Cloudflare’s CEO Matthew Prince seems to be regretting his earlier decision to ban the Daily Stormer.

Cloudflare’s CEO Matthew Prince is back in the news again. He’s further elaborated on the events that led to his company banning the Daily Stormer from their service shortly after the Unite the Right rally.

He’s saying that he came under tremendous pressure from his customer base to ban the site. He says that the pressure was so severe that he had no choice but to order the ban.

Ars Technica:

Cloudflare CEO Matthew Prince hated cutting off service to the infamous neo-Nazi site the Daily Stormer in August. And he’s determined not to do it again.

“I’m almost a free-speech absolutist.” Prince said at an event at the New America Foundation last Wednesday. But in a subsequent interview with Ars, Prince argued that in the case of the Daily Stormer, the company didn’t have much choice.

Cloudflare runs a popular content delivery network that specializes in protecting clients from distributed denial-of-service attacks. The Daily Stormer published a post mocking a woman who was killed during the white supremacist protests in Charlottesville, Virginia in August. That had made a lot of people angry at the Daily Stormer, attracting massive attacks on the site.

The Stormer was a Cloudflare customer. Cloudflare had ample technical resources to battle DDOS attacks. The problem was that other Cloudflare customers started calling and threatening to cancel their service if Cloudflare didn’t cut the Daily Stormer off.

“The pressure to take it down just kept building and building,” Prince told Ars. “We thought that was the wrong policy. We reached out to various civil libertarian organizations and said we need some air cover here. People said ‘we’d rather not stick our necks out on this issue.'”
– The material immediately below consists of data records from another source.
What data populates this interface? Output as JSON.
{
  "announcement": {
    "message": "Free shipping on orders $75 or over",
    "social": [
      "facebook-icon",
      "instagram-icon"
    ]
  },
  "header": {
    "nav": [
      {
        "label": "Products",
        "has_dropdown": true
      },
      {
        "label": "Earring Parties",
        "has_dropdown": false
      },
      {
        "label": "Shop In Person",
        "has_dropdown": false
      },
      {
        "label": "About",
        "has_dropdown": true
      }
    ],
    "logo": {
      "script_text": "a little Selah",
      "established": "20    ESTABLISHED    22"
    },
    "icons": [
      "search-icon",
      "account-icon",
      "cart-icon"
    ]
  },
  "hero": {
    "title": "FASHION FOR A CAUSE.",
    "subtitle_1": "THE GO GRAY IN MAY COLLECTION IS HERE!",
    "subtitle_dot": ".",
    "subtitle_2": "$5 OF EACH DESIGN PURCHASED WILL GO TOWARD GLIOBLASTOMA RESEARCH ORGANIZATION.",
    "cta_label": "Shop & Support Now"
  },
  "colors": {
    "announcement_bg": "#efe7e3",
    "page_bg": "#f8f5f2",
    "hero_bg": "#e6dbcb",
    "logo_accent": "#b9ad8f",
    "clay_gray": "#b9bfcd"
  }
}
So, Prince said, “we needed to change the conversation.”

Obviously I don’t like what Prince did. I’ve been highly critical of him over the past few months since he ordered the ban. He justified banning the site because he thought we were “assholes” and happened to be in a bad mood. As a writer for the Daily Stormer I found this comment to be quite offensive. It was also an abandonment of principles. Up until that time, Cloudflare maintained a neutral stance on content. This was the correct position to have.

With that said, I can understand that he was put in a tough position. He had to do what he thought was best for the company at that time.

Now that the smoke has cleared, it appears as if he is seriously regretting the decision. It doesn’t look like idle talk either. He was just in Washington DC to advocate for changes that would ensure service providers like Cloudflare are no longer be put in a position like this.

Last week, Prince made a swing through DC to help ensure that the Daily Stormer decision does not, in fact, set a precedent. He met with officials from the Federal Communications Commission and with researchers at the libertarian Cato Institute and the left-of-center New America Foundation—all in an effort to ensure that he’d have the political cover he needed to say no next time he came under pressure to take down controversial content.

The law is strongly on Cloudflare’s side here. Internet infrastructure providers like Cloudflare have broad legal immunity for content created by their customers. But legal rights may not matter if Cloudflare comes under pressure from customers to take down content. And that’s why Prince is working to cultivate a social consensus that infrastructure providers like Cloudflare should not be in the censorship business—no matter how offensive its customers’ content might be.

He has a fair point. There’s no reason why the CEO of a service provider should be put in this type of position. Really what’s needed are laws that prohibit service providers, social media sites, domain registrars etc.. from censoring political content. That way a company like Cloudflare can simply tell people who whine about political content to pound sand. It would take the decision making process out of their hands because it would be illegal for them to intervene.

Prince does deserve credit for not going crazy with the ban hammer over the past few months. Outside of the Daily Stormer, he hasn’t gone out of his way to ban people publishing nationalist political content. Gab currently uses Cloudflare for ddos mitigation and all sorts of politically incorrect content gets posted there.

GoDaddy was responsible for suspending the original domain. Since that time, the Daily Stormer has cycled through multiple top-level domains (.ru, .wang, .is, .hk etc..) to maintain an active presence on the tubes.

The bigger problem has been with the domain registrars. I’ve lost track of how many domains the Daily Stormer has gone through since this past August but it is now somewhere in the double digits. This is an insane situation that will hopefully be corrected soon. GoDaddy which maintained the registration for the original domain set this ball in motion. They were the first domain registrar to suspend a domain name for political content in the history of the internet.

It’s good that Prince is advancing this conversation though. No company should have the power to render someone a non-person on the internet because of their beliefs. Nor should there be a situation where a company can be blackmailed or pressured into rendering someone a non-person.

I still think Prince should apologize for calling us “assholes” though. We are not “assholes” and are actually nice people. I’d be up to do a business lunch to try and bury the hatchet. What do you say Matt?